Breen says people and organizations still struggle with effective patching, especially when it comes to less obvious targets such as network and IoT devices in office environments.
“We are well-attuned to automatically applying updates to our Windows desktops and servers, but applying a patch to the small disc hanging from the ceiling is an easy thing to overlook,” he says. “Log4j is the perfect example of why organizations must maintain an active record of all the hardware and software they use, along with appropriate, enforceable patching policies for each, and why your patching policies mustn’t be left on a shelf to gather dust.”
Log4J Not Going Away
Breen says to expect attacks similar to this one throughout 2022, as the Log4j component is so deeply embedded into so many software components that it presents a large – and very attractive – target. As it can be difficult to determine exactly where and how it’s used, many organizations are reportedly sending out requests to vendors, asking them to confirm their exposure and patch status.
Andy Norton, European cyber risk officer at Armis, says Log4Shell attacks are likely, not just because instances are numerous but also because they are difficult to identify since Log4j is a subcomponent of many applications and may or may not be switched on.
“It is vital to monitor for changes in activity of your devices; compromised devices will behave in a way they have never behaved before. Having access to the collective intelligence that spots these changes could well be the difference between repelling or succumbing to an attack,” Norton says.
John Goodacre, director of UKRI’s Digital Security by Design and a professor of computer architectures at the U.K. University of Manchester, says the continued use of known vulnerabilities shows the complexity that both system administrators and software suppliers need to keep up with and patch.

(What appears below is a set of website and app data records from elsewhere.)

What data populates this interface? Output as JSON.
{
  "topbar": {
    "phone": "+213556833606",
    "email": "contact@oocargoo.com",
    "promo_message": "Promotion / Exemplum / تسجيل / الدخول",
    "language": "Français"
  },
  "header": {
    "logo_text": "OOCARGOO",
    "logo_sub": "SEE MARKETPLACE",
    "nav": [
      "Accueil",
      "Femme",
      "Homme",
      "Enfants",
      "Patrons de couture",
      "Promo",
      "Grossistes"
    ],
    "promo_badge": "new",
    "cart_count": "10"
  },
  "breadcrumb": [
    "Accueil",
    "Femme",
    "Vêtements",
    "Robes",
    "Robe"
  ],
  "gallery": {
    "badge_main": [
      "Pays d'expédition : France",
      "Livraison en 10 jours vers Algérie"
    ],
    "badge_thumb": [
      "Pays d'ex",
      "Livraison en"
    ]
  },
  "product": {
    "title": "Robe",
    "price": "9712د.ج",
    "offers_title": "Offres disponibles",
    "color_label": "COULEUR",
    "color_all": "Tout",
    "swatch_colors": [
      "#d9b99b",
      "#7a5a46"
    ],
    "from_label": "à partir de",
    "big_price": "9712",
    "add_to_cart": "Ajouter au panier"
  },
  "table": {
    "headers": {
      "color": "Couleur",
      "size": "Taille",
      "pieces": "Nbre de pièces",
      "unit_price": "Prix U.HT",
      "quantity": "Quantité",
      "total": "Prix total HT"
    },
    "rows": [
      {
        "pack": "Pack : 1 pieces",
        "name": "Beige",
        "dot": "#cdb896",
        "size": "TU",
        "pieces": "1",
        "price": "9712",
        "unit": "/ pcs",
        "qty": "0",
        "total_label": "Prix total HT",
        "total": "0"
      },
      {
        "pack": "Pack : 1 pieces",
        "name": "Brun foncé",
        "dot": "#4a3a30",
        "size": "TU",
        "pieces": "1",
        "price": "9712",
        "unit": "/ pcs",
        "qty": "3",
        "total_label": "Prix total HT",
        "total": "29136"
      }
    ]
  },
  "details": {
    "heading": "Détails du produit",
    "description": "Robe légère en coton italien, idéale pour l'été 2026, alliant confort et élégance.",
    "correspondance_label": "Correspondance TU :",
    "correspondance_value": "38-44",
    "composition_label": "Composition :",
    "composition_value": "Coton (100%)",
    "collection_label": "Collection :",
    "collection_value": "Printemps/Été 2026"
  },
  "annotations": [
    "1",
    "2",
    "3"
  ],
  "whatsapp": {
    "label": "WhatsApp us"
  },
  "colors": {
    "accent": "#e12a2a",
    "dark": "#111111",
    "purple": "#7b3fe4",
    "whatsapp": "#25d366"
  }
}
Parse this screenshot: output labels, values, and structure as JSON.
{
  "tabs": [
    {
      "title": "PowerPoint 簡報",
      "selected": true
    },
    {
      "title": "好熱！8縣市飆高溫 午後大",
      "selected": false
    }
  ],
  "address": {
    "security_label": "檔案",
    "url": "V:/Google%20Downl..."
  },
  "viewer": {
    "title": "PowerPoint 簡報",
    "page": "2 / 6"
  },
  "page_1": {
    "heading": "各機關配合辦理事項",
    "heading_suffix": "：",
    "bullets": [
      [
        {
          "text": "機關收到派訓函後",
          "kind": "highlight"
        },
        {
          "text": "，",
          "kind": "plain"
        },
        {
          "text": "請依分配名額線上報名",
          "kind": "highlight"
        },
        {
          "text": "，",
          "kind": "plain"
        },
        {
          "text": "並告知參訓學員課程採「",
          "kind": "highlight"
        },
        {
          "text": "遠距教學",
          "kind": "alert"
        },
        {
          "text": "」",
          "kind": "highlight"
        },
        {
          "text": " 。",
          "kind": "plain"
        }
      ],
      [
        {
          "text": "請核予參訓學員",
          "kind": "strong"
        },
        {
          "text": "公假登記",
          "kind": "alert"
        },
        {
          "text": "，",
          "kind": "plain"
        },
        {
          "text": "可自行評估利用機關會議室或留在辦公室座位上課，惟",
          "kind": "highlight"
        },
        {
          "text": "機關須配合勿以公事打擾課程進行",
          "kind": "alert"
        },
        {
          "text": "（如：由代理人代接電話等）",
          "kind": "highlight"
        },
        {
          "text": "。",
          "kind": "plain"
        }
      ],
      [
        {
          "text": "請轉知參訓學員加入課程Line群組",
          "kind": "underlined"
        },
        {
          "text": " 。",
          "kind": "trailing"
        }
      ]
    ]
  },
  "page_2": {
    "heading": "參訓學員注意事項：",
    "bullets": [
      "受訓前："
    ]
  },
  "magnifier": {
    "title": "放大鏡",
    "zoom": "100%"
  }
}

He suggests that in the future, hardware will help protect software from exploitation by design, and developers will have additional tools and capabilities that bring down the costs of delivering products secured by default.